Robert Palatnick (left) and Andrew Hilton discuss how businesses are leveraging technology trends such as cloud computing, distributed ledgers and new cyber strategies to deliver innovation in the face of digital disruption.
Even as digital innovations like cloud computing and distributed ledger promise to reduce costs, boost operating efficiencies and bolster resilience, the financial services industry is constrained on many fronts—budgetary, cultural and regulatory among them—from a rapid and wholesale transition to these technologies.
A panel of industry veterans addressed these constraints and offered ideas to overcome some of them to kick off the Disruptive Technologies Forum 2016 that took place November 29th in London.
The lead-off session of the forum, co-sponsored by DTCC and the Centre for the Study of Financial Innovation (CSFI), was moderated by CSFI Director Andrew Hilton and featured Rob Palatnick, DTCC Managing Director and Chief Technology Architect, Justin Chapman, Global Head of Market Advocacy and Innovation at Northern Trust, and Simon Taylor, Co-founder of London-based FinTech consultancy 11:FS.
Ripe for Innovation
All agreed the financial industry is ripe for massive technological innovation. “I’ve never seen a set of organizations that want innovation more than financial services,” Taylor said, “because they find themselves in this incumbency industry with a lot of legacy cost, really trying to transform.”
According to Chapman, because of their legacy architecture, firms are now at an inflection point that calls for “significant disruption” in their technology.
Blockchain would certainly entail that level of disruption but a host of discrete applications are also ready for turnover. Palatnick cited DTCC’s Trade Information Warehouse repository for credit default swap transactions. DTCC is looking to replace the mainframe application, he said, because its costs need to be “right sized.”
But managing the costs and time horizons of new technologies poses a major challenge, panelists noted. Hilton lamented firms’ “impossible” situation: deciding when and how much to invest in a new technology like blockchain that is constantly evolving and, as a result, may be outmoded in months. “With all these different parts, moving at different speeds and different directions, how can anybody plan?” he asked.
While banks have no choice and must undertake the spending required by technology innovations, Chapman said, the sharp reduction in average return on equity since 2007 means firms must try new strategies to hold down innovation costs—collaborating with others and outsourcing some functions, for instance.
Regulatory challenges are equally formidable, panelists concurred. As Taylor put it, “On the one hand you’re being pushed for innovation; on the other you’re regulated and hit for even daring to innovate.”
The fact that some agencies and rules frameworks—supervisors in certain emerging markets, the UK’s Financial Conduct Authority (FCA), Dodd-Frank on the issue of implementing distributed ledger were cited as examples—are more open to new technologies than others is not a great benefit to firms that have a global footprint.
“Until they harmonize and come up with a single standard, we’re going to face different regulatory standards in different locations,” noted a forum attendee from Deutsche Bank. “So if one regulator says yes to the cloud, we still can’t move because others say no.”
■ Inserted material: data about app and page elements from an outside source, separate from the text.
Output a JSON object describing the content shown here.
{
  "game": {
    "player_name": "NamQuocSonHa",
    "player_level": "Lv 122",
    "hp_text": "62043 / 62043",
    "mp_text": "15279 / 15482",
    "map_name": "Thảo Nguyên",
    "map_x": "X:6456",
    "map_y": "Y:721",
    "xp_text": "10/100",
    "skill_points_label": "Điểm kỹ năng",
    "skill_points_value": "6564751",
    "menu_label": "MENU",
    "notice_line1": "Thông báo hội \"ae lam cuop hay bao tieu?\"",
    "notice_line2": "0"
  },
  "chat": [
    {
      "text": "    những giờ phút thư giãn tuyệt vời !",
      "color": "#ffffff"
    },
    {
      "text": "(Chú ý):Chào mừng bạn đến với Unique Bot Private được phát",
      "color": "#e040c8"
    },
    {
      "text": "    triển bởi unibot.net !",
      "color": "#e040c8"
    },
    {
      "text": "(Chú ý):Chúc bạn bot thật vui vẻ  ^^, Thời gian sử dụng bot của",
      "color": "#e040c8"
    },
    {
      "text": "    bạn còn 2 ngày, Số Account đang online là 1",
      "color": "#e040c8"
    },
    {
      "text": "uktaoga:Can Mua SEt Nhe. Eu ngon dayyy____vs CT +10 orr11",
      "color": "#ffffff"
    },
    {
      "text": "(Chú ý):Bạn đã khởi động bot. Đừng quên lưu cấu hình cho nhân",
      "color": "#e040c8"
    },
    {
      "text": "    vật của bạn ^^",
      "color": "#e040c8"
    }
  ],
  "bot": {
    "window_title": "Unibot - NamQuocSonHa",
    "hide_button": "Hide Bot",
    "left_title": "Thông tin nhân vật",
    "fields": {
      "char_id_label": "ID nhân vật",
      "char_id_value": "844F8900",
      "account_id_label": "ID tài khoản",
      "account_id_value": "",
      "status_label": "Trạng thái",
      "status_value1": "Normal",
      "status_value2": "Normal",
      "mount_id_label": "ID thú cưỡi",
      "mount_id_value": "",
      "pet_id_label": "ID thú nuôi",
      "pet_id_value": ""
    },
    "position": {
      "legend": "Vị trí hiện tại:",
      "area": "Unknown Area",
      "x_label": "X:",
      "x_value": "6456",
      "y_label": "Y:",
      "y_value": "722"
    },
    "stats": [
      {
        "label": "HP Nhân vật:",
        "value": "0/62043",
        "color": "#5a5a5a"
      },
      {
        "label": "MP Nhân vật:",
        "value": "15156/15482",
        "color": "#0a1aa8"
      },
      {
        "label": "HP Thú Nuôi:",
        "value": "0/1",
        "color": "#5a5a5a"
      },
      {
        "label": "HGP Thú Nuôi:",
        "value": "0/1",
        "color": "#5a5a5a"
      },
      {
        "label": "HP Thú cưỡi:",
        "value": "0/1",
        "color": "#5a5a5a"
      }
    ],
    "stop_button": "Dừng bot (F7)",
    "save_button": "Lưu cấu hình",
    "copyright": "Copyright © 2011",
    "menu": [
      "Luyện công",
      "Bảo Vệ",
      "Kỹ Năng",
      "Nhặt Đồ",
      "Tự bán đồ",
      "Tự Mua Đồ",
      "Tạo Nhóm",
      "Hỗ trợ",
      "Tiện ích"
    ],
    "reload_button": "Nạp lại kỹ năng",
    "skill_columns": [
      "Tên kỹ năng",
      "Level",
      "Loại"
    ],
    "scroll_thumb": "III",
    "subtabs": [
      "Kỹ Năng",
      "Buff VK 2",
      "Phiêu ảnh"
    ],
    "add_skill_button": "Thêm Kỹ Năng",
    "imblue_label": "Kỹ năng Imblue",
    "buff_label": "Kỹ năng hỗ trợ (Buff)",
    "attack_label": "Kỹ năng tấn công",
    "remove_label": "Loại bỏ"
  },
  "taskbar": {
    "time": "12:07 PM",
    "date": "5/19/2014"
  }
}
Yet forum participants acknowledged that the financial industry is and should be held to higher standards of safety and resiliency than other sectors.
“Resilience is a requirement for DTCC,” Palatnick said, adding that innovative technologies must be deployed with great care. But legacy systems are not inherently safer than new ones, he continued, noting that the cloud can offer an organization more resilience than multiple proprietary data centers.
Panelists proposed ways to help bridge the gap between the industry’s growing need to modernize its technology and regulators’ tendency to move cautiously. Engage with your supervisors early and often, Chapman advised, to educate them about new technologies and their benefits. Make regulation more technology-driven, urged Taylor, and nudge regulators to adopt technologies that improve their operations, like moving their infrastructure to the cloud as the FCA has done.
A culture of Innovation
Even if freed from regulatory and budgetary constraints, firms will not be able to embrace disruptive technologies without a commitment from their leaders. To that end, Chapman and Taylor emphasized education and culture change need to start at the top.
Chapman said his group’s role at Northern Trust is “to look at innovation in the company as business innovation, not just technology innovation, which is probably the starting point to educate through to our management group and our board.”
If a firm creates a culture that “puts innovation at the core of your business,” he said, it can work to understand whether innovation can create opportunities. Such a culture requires a commitment to invest for the future, which may slightly reduce revenues, Chapman conceded, but in the end will increase margins because the business has become more efficient.
A pro-innovation culture will be most effective, Palatnick concluded, if an organization breaks problems and processes into small pieces and tackles them individually. “That’s how you can make progress,” he said. The speed of change is also critical. “Distributed ledger has transformational potential,” Palatnick asserted, “but it needs to be adopted at the right pace.”